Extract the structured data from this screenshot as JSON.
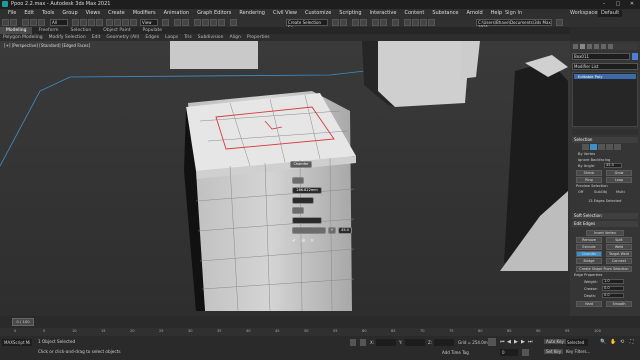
{
  "title": "Ppoo 2.2.max - Autodesk 3ds Max 2021",
  "menu": [
    "File",
    "Edit",
    "Tools",
    "Group",
    "Views",
    "Create",
    "Modifiers",
    "Animation",
    "Graph Editors",
    "Rendering",
    "Civil View",
    "Customize",
    "Scripting",
    "Interactive",
    "Content",
    "Substance",
    "Arnold",
    "Help"
  ],
  "signin": "Sign In",
  "workspaces_label": "Workspaces:",
  "workspaces_value": "Default",
  "toolbar": {
    "filter": "All",
    "view": "View",
    "selection_set": "Create Selection Se",
    "path": "C:\\Users\\Bhave\\Documents\\3ds Max 2021"
  },
  "ribbon_tabs": [
    "Modeling",
    "Freeform",
    "Selection",
    "Object Paint",
    "Populate"
  ],
  "ribbon_sub": [
    "Polygon Modeling",
    "Modify Selection",
    "Edit",
    "Geometry (All)",
    "Edges",
    "Loops",
    "Tris",
    "Subdivision",
    "Align",
    "Properties"
  ],
  "viewport_label": "[+] [Perspective] [Standard] [Edged Faces]",
  "quad": {
    "header": "Chamfer",
    "amount": "286.822mm",
    "plus": "+",
    "last": "45.0"
  },
  "cmd": {
    "object_name": "Box011",
    "modifier_list": "Modifier List",
    "stack_item": "Editable Poly",
    "selection_title": "Selection",
    "by_vertex": "By Vertex",
    "ignore_backfacing": "Ignore Backfacing",
    "by_angle": "By Angle:",
    "by_angle_val": "45.0",
    "shrink": "Shrink",
    "grow": "Grow",
    "ring": "Ring",
    "loop": "Loop",
    "preview_selection": "Preview Selection",
    "off": "Off",
    "subobj": "SubObj",
    "multi": "Multi",
    "edges_selected": "13 Edges Selected",
    "soft_selection": "Soft Selection",
    "edit_edges": "Edit Edges",
    "insert_vertex": "Insert Vertex",
    "remove": "Remove",
    "split": "Split",
    "extrude": "Extrude",
    "weld": "Weld",
    "chamfer": "Chamfer",
    "target_weld": "Target Weld",
    "bridge": "Bridge",
    "connect": "Connect",
    "create_shape": "Create Shape From Selection",
    "edge_properties": "Edge Properties",
    "weight": "Weight:",
    "weight_val": "1.0",
    "crease": "Crease:",
    "crease_val": "0.0",
    "depth": "Depth:",
    "depth_val": "0.0",
    "hard": "Hard",
    "smooth": "Smooth"
  },
  "timeline": {
    "frame": "0 / 100",
    "ticks": [
      "0",
      "5",
      "10",
      "15",
      "20",
      "25",
      "30",
      "35",
      "40",
      "45",
      "50",
      "55",
      "60",
      "65",
      "70",
      "75",
      "80",
      "85",
      "90",
      "95",
      "100"
    ]
  },
  "status": {
    "maxscript": "MAXScript Mi",
    "selected": "1 Object Selected",
    "prompt": "Click or click-and-drag to select objects",
    "x": "X:",
    "y": "Y:",
    "z": "Z:",
    "grid": "Grid = 254.0mm",
    "add_time_tag": "Add Time Tag",
    "auto_key": "Auto Key",
    "selected_dd": "Selected",
    "set_key": "Set Key",
    "key_filters": "Key Filters...",
    "frame": "0"
  },
  "colors": {
    "accent": "#3d8ec9",
    "selected_edge": "#d43a3a",
    "bg": "#2b2b2b"
  }
}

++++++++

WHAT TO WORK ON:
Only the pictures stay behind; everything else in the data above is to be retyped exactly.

RESULT BELOW:
Extract the structured data from this screenshot as JSON.
{
  "title": "Ppoo 2.2.max - Autodesk 3ds Max 2021",
  "menu": [
    "File",
    "Edit",
    "Tools",
    "Group",
    "Views",
    "Create",
    "Modifiers",
    "Animation",
    "Graph Editors",
    "Rendering",
    "Civil View",
    "Customize",
    "Scripting",
    "Interactive",
    "Content",
    "Substance",
    "Arnold",
    "Help"
  ],
  "signin": "Sign In",
  "workspaces_label": "Workspaces:",
  "workspaces_value": "Default",
  "toolbar": {
    "filter": "All",
    "view": "View",
    "selection_set": "Create Selection Se",
    "path": "C:\\Users\\Bhave\\Documents\\3ds Max 2021"
  },
  "ribbon_tabs": [
    "Modeling",
    "Freeform",
    "Selection",
    "Object Paint",
    "Populate"
  ],
  "ribbon_sub": [
    "Polygon Modeling",
    "Modify Selection",
    "Edit",
    "Geometry (All)",
    "Edges",
    "Loops",
    "Tris",
    "Subdivision",
    "Align",
    "Properties"
  ],
  "viewport_label": "[+] [Perspective] [Standard] [Edged Faces]",
  "quad": {
    "header": "Chamfer",
    "amount": "286.822mm",
    "plus": "+",
    "last": "45.0"
  },
  "cmd": {
    "object_name": "Box011",
    "modifier_list": "Modifier List",
    "stack_item": "Editable Poly",
    "selection_title": "Selection",
    "by_vertex": "By Vertex",
    "ignore_backfacing": "Ignore Backfacing",
    "by_angle": "By Angle:",
    "by_angle_val": "45.0",
    "shrink": "Shrink",
    "grow": "Grow",
    "ring": "Ring",
    "loop": "Loop",
    "preview_selection": "Preview Selection",
    "off": "Off",
    "subobj": "SubObj",
    "multi": "Multi",
    "edges_selected": "13 Edges Selected",
    "soft_selection": "Soft Selection",
    "edit_edges": "Edit Edges",
    "insert_vertex": "Insert Vertex",
    "remove": "Remove",
    "split": "Split",
    "extrude": "Extrude",
    "weld": "Weld",
    "chamfer": "Chamfer",
    "target_weld": "Target Weld",
    "bridge": "Bridge",
    "connect": "Connect",
    "create_shape": "Create Shape From Selection",
    "edge_properties": "Edge Properties",
    "weight": "Weight:",
    "weight_val": "1.0",
    "crease": "Crease:",
    "crease_val": "0.0",
    "depth": "Depth:",
    "depth_val": "0.0",
    "hard": "Hard",
    "smooth": "Smooth"
  },
  "timeline": {
    "frame": "0 / 100",
    "ticks": [
      "0",
      "5",
      "10",
      "15",
      "20",
      "25",
      "30",
      "35",
      "40",
      "45",
      "50",
      "55",
      "60",
      "65",
      "70",
      "75",
      "80",
      "85",
      "90",
      "95",
      "100"
    ]
  },
  "status": {
    "maxscript": "MAXScript Mi",
    "selected": "1 Object Selected",
    "prompt": "Click or click-and-drag to select objects",
    "x": "X:",
    "y": "Y:",
    "z": "Z:",
    "grid": "Grid = 254.0mm",
    "add_time_tag": "Add Time Tag",
    "auto_key": "Auto Key",
    "selected_dd": "Selected",
    "set_key": "Set Key",
    "key_filters": "Key Filters...",
    "frame": "0"
  },
  "colors": {
    "accent": "#3d8ec9",
    "selected_edge": "#d43a3a",
    "bg": "#2b2b2b"
  }
}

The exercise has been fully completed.